“I went to this film festival, and I saw (animator and cult filmaker) Ralph Bakshi’s Wizards and was transported," he said. "It changed everything, and I decided right then to go to Hollywood and make movies like that.”
Upon earning his B.F.A. in 1987, Disa landed a few “soul-crushing jobs” in Chicago that paid well but were the opposite of art. Instead of waiting around for something good to come to him, Disa got in his car with his portfolio and $1,200 and drove to Los Angeles to be an animator. However, his portfolio at that time did not support his career aspiration.
“I had the wrong portfolio to get a job as an animator,” he said. “I was homeless. I lived on the streets while I looked for a job as an animator because I flat-out refused to do anything else."
He ran out of money and lived a tumultuous and dangerous life for a while, but pursued drawing classes..

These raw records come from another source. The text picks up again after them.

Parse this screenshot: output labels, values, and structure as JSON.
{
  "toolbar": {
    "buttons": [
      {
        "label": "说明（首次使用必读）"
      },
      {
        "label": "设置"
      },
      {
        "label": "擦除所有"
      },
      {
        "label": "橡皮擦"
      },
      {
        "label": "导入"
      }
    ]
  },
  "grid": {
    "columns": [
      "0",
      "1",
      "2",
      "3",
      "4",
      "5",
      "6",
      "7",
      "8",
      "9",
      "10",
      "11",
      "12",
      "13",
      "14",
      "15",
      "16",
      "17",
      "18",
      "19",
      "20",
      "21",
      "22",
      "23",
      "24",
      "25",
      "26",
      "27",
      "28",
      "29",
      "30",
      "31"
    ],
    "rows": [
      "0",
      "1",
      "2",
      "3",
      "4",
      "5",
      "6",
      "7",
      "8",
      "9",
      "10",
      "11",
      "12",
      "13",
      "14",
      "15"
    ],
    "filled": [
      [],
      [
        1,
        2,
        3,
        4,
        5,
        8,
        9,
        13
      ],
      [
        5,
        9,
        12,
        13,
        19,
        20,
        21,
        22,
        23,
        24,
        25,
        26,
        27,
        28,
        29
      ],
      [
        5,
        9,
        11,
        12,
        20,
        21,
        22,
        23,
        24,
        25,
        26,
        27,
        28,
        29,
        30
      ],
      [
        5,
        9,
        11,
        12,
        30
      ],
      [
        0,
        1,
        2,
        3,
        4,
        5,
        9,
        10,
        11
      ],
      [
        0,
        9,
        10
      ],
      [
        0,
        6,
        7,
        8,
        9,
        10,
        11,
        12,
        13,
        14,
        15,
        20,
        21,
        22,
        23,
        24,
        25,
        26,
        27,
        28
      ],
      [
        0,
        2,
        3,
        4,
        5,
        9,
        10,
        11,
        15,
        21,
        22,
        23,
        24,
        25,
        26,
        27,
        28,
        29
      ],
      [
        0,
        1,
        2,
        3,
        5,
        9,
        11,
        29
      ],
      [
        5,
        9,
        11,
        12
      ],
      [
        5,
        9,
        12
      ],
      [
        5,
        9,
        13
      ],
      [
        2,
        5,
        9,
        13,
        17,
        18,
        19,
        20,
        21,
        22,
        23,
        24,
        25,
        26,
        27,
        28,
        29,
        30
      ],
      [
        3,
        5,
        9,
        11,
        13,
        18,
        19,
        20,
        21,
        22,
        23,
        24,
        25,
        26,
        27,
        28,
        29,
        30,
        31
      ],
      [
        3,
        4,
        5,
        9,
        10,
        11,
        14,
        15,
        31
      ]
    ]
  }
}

“I got better. I got freelance work on shows like Animaniacs and Looney Tunes, and then I got my first film job working for Ralph Bakshi—the man who’s film changed the direction of my life in college,” he said.
From here, Disa’s career began down an impressive and artistic stretch that has not stopped. He began animating for video games before taking a job with Steven Spielberg at Amblin Entertainment.
“(Spielberg) taught me how to think about film like an artist. My mind started to open,” Disa said.
Next, Disa, who was newly married, began working at Disney, after the company had seen a huge string of animation success with The Little Mermaid, Beauty and the Beast, and The Lion King. He continued as an animator there for 11 years, working on films like Treasure Planet, Pocahontas and Hercules.
“I worked my way up from the clean-up team to be the lead animator, and then the story artist,” Disa said. “I got tired of making the same movie over and over. Artists become dissatisfied with repetition, so I left to work for other studios.”
At this point, Disa started writing and creating his own material. He began “developing” content for television and movies. He directed and co-wrote animated films like Hoodwinked Too! and Postman Pat. He also began to produce content on films and TV like Space Dogs 2 and Wacky Races.
These jobs allowed Disa to travel the world, and what he found opened his eyes to his true vocation.
“I dined with kings and saw horrendous poverty. I ran from a tiger, was hidden from soldiers by a kind man, heard the call to prayer over the Sahara Desert, and I started to figure out what art meant,” he said.
At that time, Disa raised his family, got older, experienced the joy of doing the work he had always dreamed of, and, in his own words, he finally became an artist. He returned to the U.S. and began creating a few TV series while training young artists. He also made a live action film—Dolphin Island for Netflix—and began writing more and more. Recently, during the COVID-19 lockdown, Disa and his friend Chris Judge created the “Sentinels: Point of No Return” Podcast, a reading of an original science fiction pilot that deals with institutional racism in a security force, civil unrest, Earther privilege, and corporate greed. It can be found on iTunes or Spotify.
For Disa, art is a lifelong undertaking.
“Being an artist is the most important work in the world. It’s the reason I’m still here, and I’ll be doing it as hard as I can until the day I die,” he said.
But even with all his successes, Disa wished he had taken advantage of all NIU offered during his years on campus.
“You get out of NIU what you put into it,” he said. “NIU had resources I didn’t take advantage of. Nothing will ‘make’ someone succeed. Success is only guaranteed by very rich parents. But one important attribute I’ve always seen in graduates from NIU is the willingness to work harder than anybody else. And if you weren’t born rich, that is the single best thing to have. Hard work will get you far. Hard work and a dream will get you anywhere!"
Follow Mike Disa on Twitter @disa_mike.